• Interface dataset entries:
++++++++++++++++++++

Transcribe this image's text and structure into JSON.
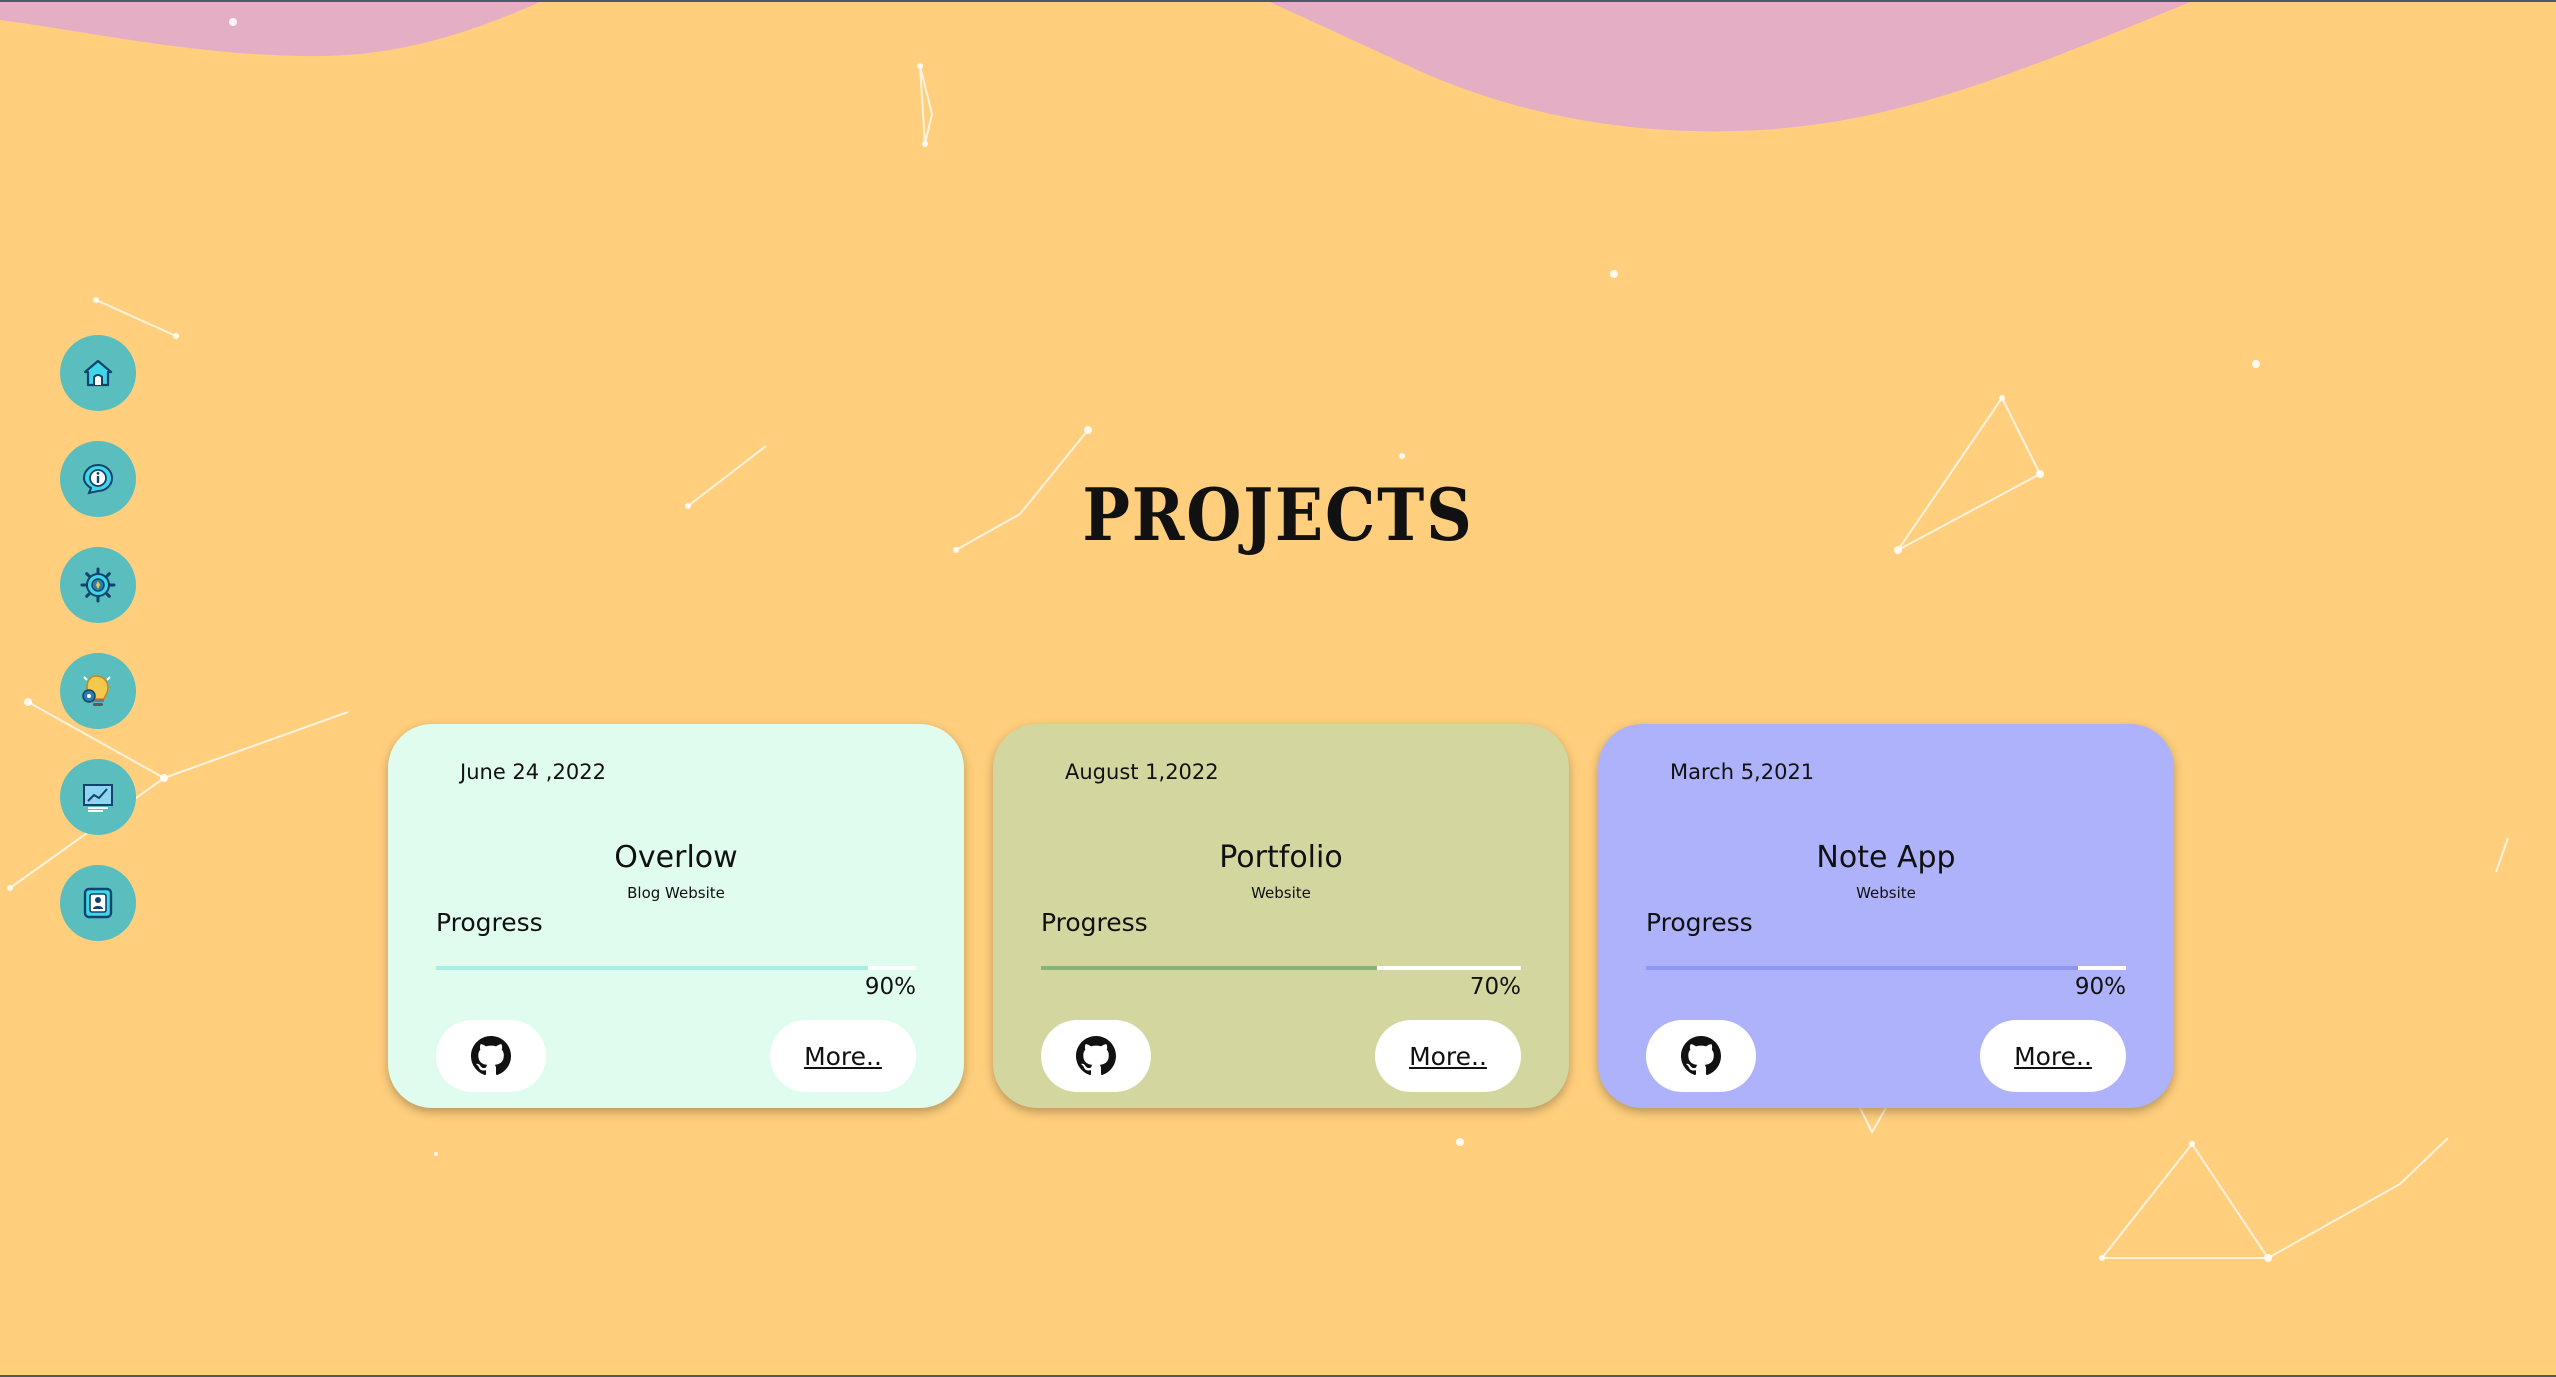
{
  "colors": {
    "background": "#FFCF7D",
    "wave": "#E4AFC5",
    "nav_button": "#5ABDBE",
    "nav_icon_fill": "#3FD6EA",
    "constellation": "#FFFFFF"
  },
  "nav": {
    "items": [
      {
        "name": "home",
        "icon": "home-icon"
      },
      {
        "name": "about",
        "icon": "info-icon"
      },
      {
        "name": "services",
        "icon": "gear-icon"
      },
      {
        "name": "skills",
        "icon": "lightbulb-gear-icon"
      },
      {
        "name": "projects",
        "icon": "chart-board-icon"
      },
      {
        "name": "contact",
        "icon": "contact-card-icon"
      }
    ]
  },
  "section": {
    "title": "PROJECTS"
  },
  "projects": [
    {
      "date": "June 24 ,2022",
      "title": "Overlow",
      "subtitle": "Blog Website",
      "progress_label": "Progress",
      "progress": 90,
      "progress_text": "90%",
      "more_label": "More..",
      "github_icon": "github-icon",
      "card_color": "#E0FCEE",
      "bar_color": "#A8EDE3"
    },
    {
      "date": "August 1,2022",
      "title": "Portfolio",
      "subtitle": "Website",
      "progress_label": "Progress",
      "progress": 70,
      "progress_text": "70%",
      "more_label": "More..",
      "github_icon": "github-icon",
      "card_color": "#D3D69F",
      "bar_color": "#87B27A"
    },
    {
      "date": "March 5,2021",
      "title": "Note App",
      "subtitle": "Website",
      "progress_label": "Progress",
      "progress": 90,
      "progress_text": "90%",
      "more_label": "More..",
      "github_icon": "github-icon",
      "card_color": "#ADB2FA",
      "bar_color": "#8F95F2"
    }
  ]
}
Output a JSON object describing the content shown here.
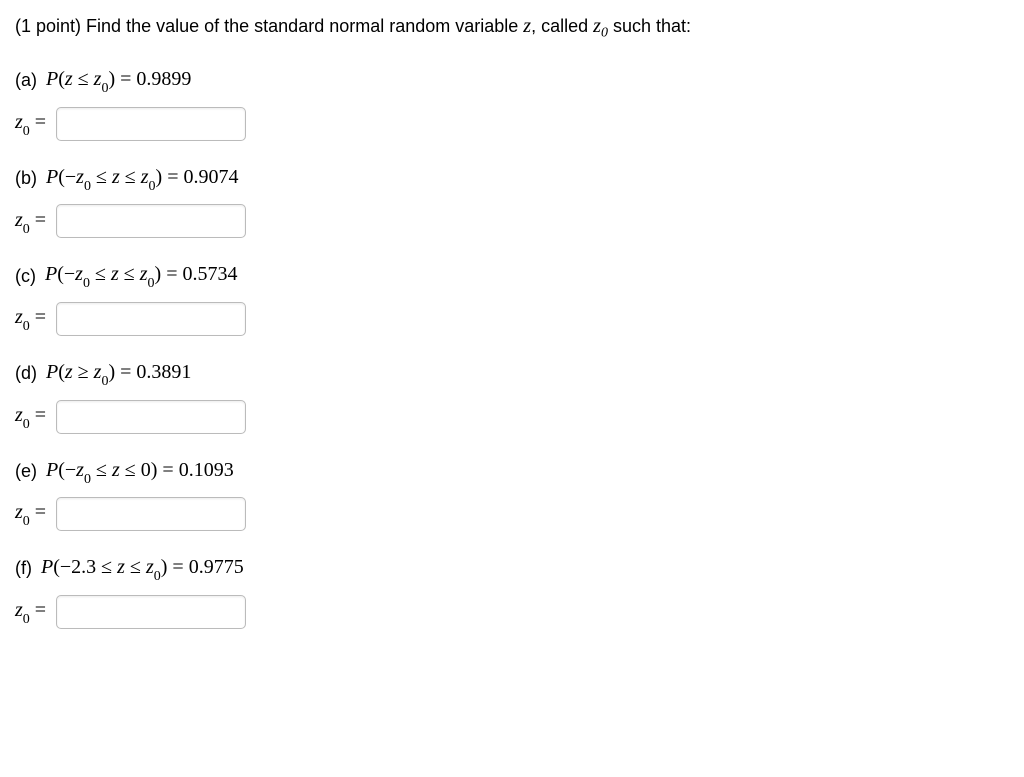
{
  "preamble": {
    "points": "(1 point)",
    "text1": " Find the value of the standard normal random variable ",
    "var_z": "z",
    "text2": ", called ",
    "z0_base": "z",
    "z0_sub": "0",
    "text3": " such that:"
  },
  "parts": [
    {
      "label": "(a)",
      "expr_prefix": "P",
      "expr_open": "(",
      "left": "z",
      "op": " ≤ ",
      "right_base": "z",
      "right_sub": "0",
      "expr_close": ")",
      "equals": " = ",
      "value": "0.9899"
    },
    {
      "label": "(b)",
      "expr_prefix": "P",
      "expr_open": "(",
      "neg": "−",
      "left_base": "z",
      "left_sub": "0",
      "op": " ≤ ",
      "mid": "z",
      "op2": " ≤ ",
      "right_base": "z",
      "right_sub": "0",
      "expr_close": ")",
      "equals": " = ",
      "value": "0.9074"
    },
    {
      "label": "(c)",
      "expr_prefix": "P",
      "expr_open": "(",
      "neg": "−",
      "left_base": "z",
      "left_sub": "0",
      "op": " ≤ ",
      "mid": "z",
      "op2": " ≤ ",
      "right_base": "z",
      "right_sub": "0",
      "expr_close": ")",
      "equals": " = ",
      "value": "0.5734"
    },
    {
      "label": "(d)",
      "expr_prefix": "P",
      "expr_open": "(",
      "left": "z",
      "op": " ≥ ",
      "right_base": "z",
      "right_sub": "0",
      "expr_close": ")",
      "equals": " = ",
      "value": "0.3891"
    },
    {
      "label": "(e)",
      "expr_prefix": "P",
      "expr_open": "(",
      "neg": "−",
      "left_base": "z",
      "left_sub": "0",
      "op": " ≤ ",
      "mid": "z",
      "op2": " ≤ ",
      "right_plain": "0",
      "expr_close": ")",
      "equals": " = ",
      "value": "0.1093"
    },
    {
      "label": "(f)",
      "expr_prefix": "P",
      "expr_open": "(",
      "neg": "−",
      "left_plain": "2.3",
      "op": " ≤ ",
      "mid": "z",
      "op2": " ≤ ",
      "right_base": "z",
      "right_sub": "0",
      "expr_close": ")",
      "equals": " = ",
      "value": "0.9775"
    }
  ],
  "answer": {
    "label_base": "z",
    "label_sub": "0",
    "label_eq": " ="
  }
}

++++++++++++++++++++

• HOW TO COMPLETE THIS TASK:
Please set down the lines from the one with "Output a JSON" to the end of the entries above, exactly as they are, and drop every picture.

• FINAL ANSWER:
Output a JSON object describing the content shown here.
{
  "preamble": {
    "points": "(1 point)",
    "text1": " Find the value of the standard normal random variable ",
    "var_z": "z",
    "text2": ", called ",
    "z0_base": "z",
    "z0_sub": "0",
    "text3": " such that:"
  },
  "parts": [
    {
      "label": "(a)",
      "expr_prefix": "P",
      "expr_open": "(",
      "left": "z",
      "op": " ≤ ",
      "right_base": "z",
      "right_sub": "0",
      "expr_close": ")",
      "equals": " = ",
      "value": "0.9899"
    },
    {
      "label": "(b)",
      "expr_prefix": "P",
      "expr_open": "(",
      "neg": "−",
      "left_base": "z",
      "left_sub": "0",
      "op": " ≤ ",
      "mid": "z",
      "op2": " ≤ ",
      "right_base": "z",
      "right_sub": "0",
      "expr_close": ")",
      "equals": " = ",
      "value": "0.9074"
    },
    {
      "label": "(c)",
      "expr_prefix": "P",
      "expr_open": "(",
      "neg": "−",
      "left_base": "z",
      "left_sub": "0",
      "op": " ≤ ",
      "mid": "z",
      "op2": " ≤ ",
      "right_base": "z",
      "right_sub": "0",
      "expr_close": ")",
      "equals": " = ",
      "value": "0.5734"
    },
    {
      "label": "(d)",
      "expr_prefix": "P",
      "expr_open": "(",
      "left": "z",
      "op": " ≥ ",
      "right_base": "z",
      "right_sub": "0",
      "expr_close": ")",
      "equals": " = ",
      "value": "0.3891"
    },
    {
      "label": "(e)",
      "expr_prefix": "P",
      "expr_open": "(",
      "neg": "−",
      "left_base": "z",
      "left_sub": "0",
      "op": " ≤ ",
      "mid": "z",
      "op2": " ≤ ",
      "right_plain": "0",
      "expr_close": ")",
      "equals": " = ",
      "value": "0.1093"
    },
    {
      "label": "(f)",
      "expr_prefix": "P",
      "expr_open": "(",
      "neg": "−",
      "left_plain": "2.3",
      "op": " ≤ ",
      "mid": "z",
      "op2": " ≤ ",
      "right_base": "z",
      "right_sub": "0",
      "expr_close": ")",
      "equals": " = ",
      "value": "0.9775"
    }
  ],
  "answer": {
    "label_base": "z",
    "label_sub": "0",
    "label_eq": " ="
  }
}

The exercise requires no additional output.